Flood Factors scores are based on the likelihood and depth of water reaching a building's footprint, which is the literal outline a home would make if it were situated directly on the ground.
Property boundaries and footprints
Flood Factor scores come from First Street Foundation’s Flood Model. The model includes publicly available and 3rd party data to identify property boundaries and building footprints. A property boundary can be thought of as an outline of the individual lot of land, while building footprints refer to the outline of building structures on a property.
While this home has two large structures on the property, the pin is located on the larger building. Therefore, the Flood Factor for this property is based on the larger structure, where the pin is located.
Along with elevation data from the National Elevation Dataset (NED) managed by the United States Geological Survey (USGS), the flood model uses property boundaries and footprints to determine the likelihood of water on the ground reaching the lowest point of a building’s footprint.
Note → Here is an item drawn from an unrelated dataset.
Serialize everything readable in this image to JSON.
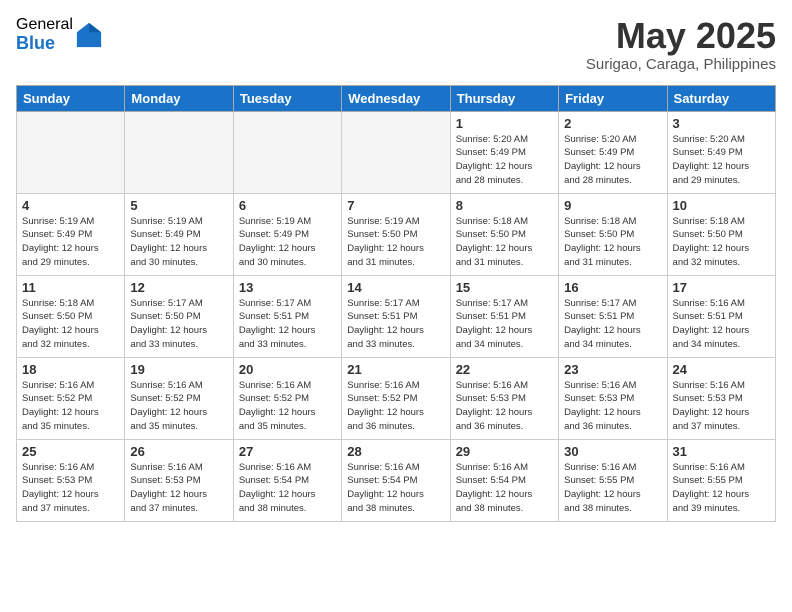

Where possible, the Flood Model calculates flood statistics based on the footprint of a home.
The black box indicates the home’s footprint, while the red outline signifies the property’s boundaries. A Flood Factor score is analyzed based on the depth of likelihood flooding will reach any point of the black box, or the home’s footprint.
It’s important to note that water reaching this boundary doesn't necessarily equate to water entering the home. How quickly the water reaches the building, how long it stays, and the building’s foundation type have a lot to do with the actual damage the home may experience.
For the majority of homes in the US, the elevation of the first floor of living space in a home corresponds to its footprint, but this varies from home to home. Homes with basements may experience more flooding at lower depths, while raised homes may be better protected from higher depths of flooding. Because the First Street Foundation Flood Model looks at risk to the building footprint, not the first floor elevation, elevated homes may still have high Flood Factors, and homes with basements may still have low Flood Factors.
Homes with basements may experience more flooding at lower depths, while raised homes may be better protected from higher depths of flooding.
The changing environment
Flood Factor also takes into account how flood risks are likely to change over time with sea level rise and atmospheric changes over the next 30 years, which means even a property that hasn’t flooded in the recent past could still face flood risk in the future.
As the atmosphere warms, there is more evaporation and more water available for rain, which contributes to changing weather patterns and flood risks. Extreme rain events are increasing in duration, intensity, and frequency, which causes more urban and flash floods, and more flooding from overflowing rivers and streams.
Properties that have not experienced flooding previously, may flood over the next 30 years due to the changing climate.
A warmer atmosphere also means warmer oceans. Higher ocean surface temperatures fuel hurricanes and offshore storms with more water and power, so these systems reach further inland and further north, are more intense, and last longer.
Even a property located high atop a hill could have a relatively high Flood Factor if it’s in an area where heavy rain events are expected to become worse, and more frequent, over the next three decades.